1. Standing professions
A study by Blazek and Amsler (Compression hosiery for occupational leg symptoms and leg volume: a randomized crossover trial in a cohort or hairdressers, May 2013) showed that 80% of hairdressers suffer from heavy, swollen or tired legs. The consequence of this is that they suffer from insomnia, the feeling that they have unattractive legs and depression. The research confirms that people with standing occupations and a normal vein system suffer from painful, tired and swollen legs in their legs and that wearing support stockings significantly alleviates these symptoms.
In health care, long-term standing work occurs among others for surgeons, nurses and lab technicians. In the hospitality industry this occurs with both kitchen and service staff. In the retail trade with the cashier, shop assistant or employee, warehouse employee and cleaning staff. The police, hairdressers and train conductors are also occupational groups where long-term standing is a habit.

2. Travelers
Air travelers have an increased risk of deep vein thrombosis (DVT). According to various studies, the risk of thrombosis is considerably increased by long flights. If you fly for more than 4 hours, you run an increased risk of contracting a traveler's thrombosis. Not only flying, but also several hours of traveling by bus, train or car increases this risk.
A study by Clarke and Hopewell (Compression stockings for preventing deep vein thrombosis in airline passengers, 3 APR 2007) shows that wearing support stockings results in a very large reduction in symptoms of DVT among aircraft passengers who had worn support stockings than those who had support stockings did not wear support stockings. The passengers who wore these stockings also had fewer problems with sore and swollen legs (edema) than those who did not wear support stockings.
These conclusions are based on a study with more than 2800 people, half of whom were wearing support stockings and the other half not, on a journey of at least 7 hours. It was striking that there was a large difference in the number of symptoms of DVT between the 2 groups, equivalent to a reduction in the risk from dozens per thousand passengers to 2 or 3 per thousand. This proves that it is worth buying support stockings, all for the right price.

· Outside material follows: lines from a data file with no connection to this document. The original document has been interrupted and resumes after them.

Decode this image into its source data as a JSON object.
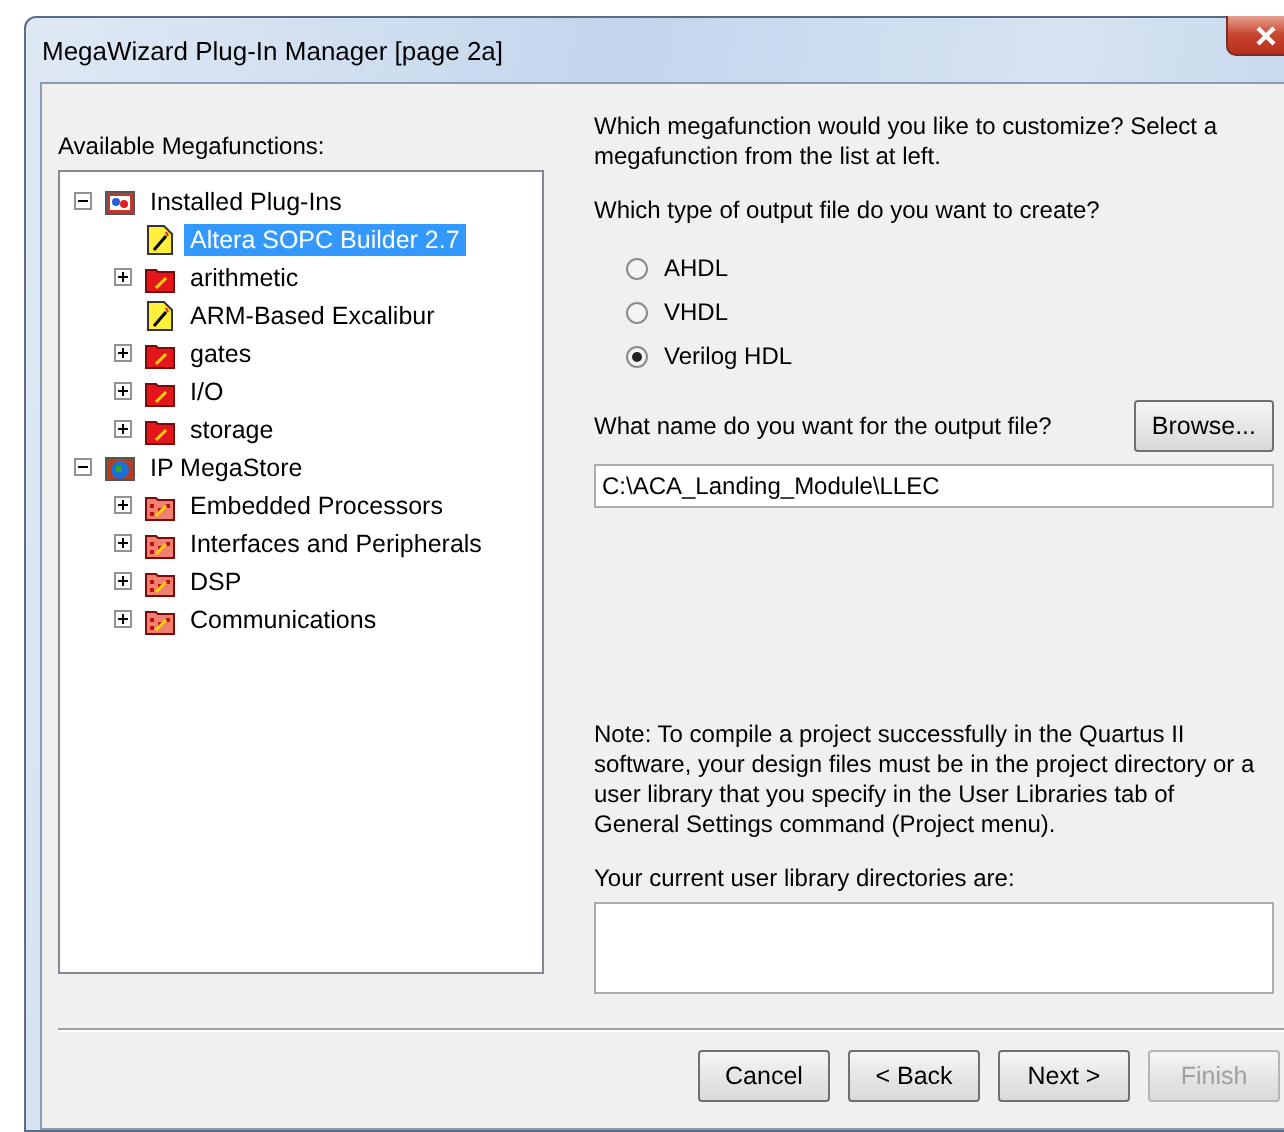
{
  "window": {
    "title": "MegaWizard Plug-In Manager [page 2a]"
  },
  "tree": {
    "label": "Available Megafunctions:",
    "items": [
      {
        "label": "Installed Plug-Ins",
        "kind": "installed",
        "expanded": true,
        "selected": false,
        "children": [
          {
            "label": "Altera SOPC Builder 2.7",
            "kind": "plugin",
            "selected": true
          },
          {
            "label": "arithmetic",
            "kind": "folder",
            "expanded": false,
            "selected": false
          },
          {
            "label": "ARM-Based Excalibur",
            "kind": "plugin",
            "selected": false
          },
          {
            "label": "gates",
            "kind": "folder",
            "expanded": false,
            "selected": false
          },
          {
            "label": "I/O",
            "kind": "folder",
            "expanded": false,
            "selected": false
          },
          {
            "label": "storage",
            "kind": "folder",
            "expanded": false,
            "selected": false
          }
        ]
      },
      {
        "label": "IP MegaStore",
        "kind": "store",
        "expanded": true,
        "selected": false,
        "children": [
          {
            "label": "Embedded Processors",
            "kind": "store-folder",
            "expanded": false,
            "selected": false
          },
          {
            "label": "Interfaces and Peripherals",
            "kind": "store-folder",
            "expanded": false,
            "selected": false
          },
          {
            "label": "DSP",
            "kind": "store-folder",
            "expanded": false,
            "selected": false
          },
          {
            "label": "Communications",
            "kind": "store-folder",
            "expanded": false,
            "selected": false
          }
        ]
      }
    ]
  },
  "prompt": "Which megafunction would you like to customize? Select a megafunction from the list at left.",
  "output_type": {
    "label": "Which type of output file do you want to create?",
    "options": [
      {
        "label": "AHDL",
        "selected": false
      },
      {
        "label": "VHDL",
        "selected": false
      },
      {
        "label": "Verilog HDL",
        "selected": true
      }
    ]
  },
  "output_file": {
    "label": "What name do you want for the output file?",
    "browse": "Browse...",
    "value": "C:\\ACA_Landing_Module\\LLEC"
  },
  "note": "Note: To compile a project successfully in the Quartus II software, your design files must be in the project directory or a user library that you specify in the User Libraries tab of General Settings command (Project menu).",
  "libraries_label": "Your current user library directories are:",
  "buttons": [
    {
      "label": "Cancel",
      "disabled": false
    },
    {
      "label": "< Back",
      "disabled": false
    },
    {
      "label": "Next >",
      "disabled": false
    },
    {
      "label": "Finish",
      "disabled": true
    }
  ]
}
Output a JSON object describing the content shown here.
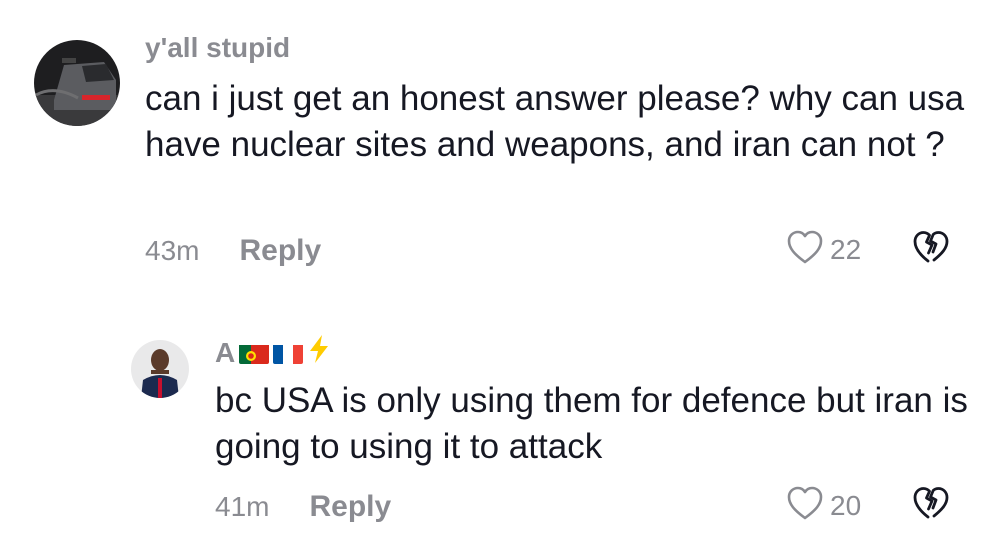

3. Athletes
For athletes, support stockings have shown that they improve performance through increased blood circulation. They reduce muscle fatigue and potential muscle damage.

  • More energy
  • Better endurance
  • Better performance
  • Better circulation
  • Optimization of oxygen supply in the muscles
  • Stabilization of the tendons
  • Better loop coordination
  • Less or no muscle pain

4. Pregnant women
During pregnancy, the blood vessels in the legs have to cope with various reasons:

  • The hormones make the blood vessels softer, which makes it easier for varicose veins to develop.
  • The growing uterus (with baby) increases the pressure on the veins in the pelvis, which impedes blood drainage from the legs and thus increases the pressure (stowage) in the leg veins during pregnancy.
  • There is more circulating blood in the veins which also increases the pressure on the leg veins.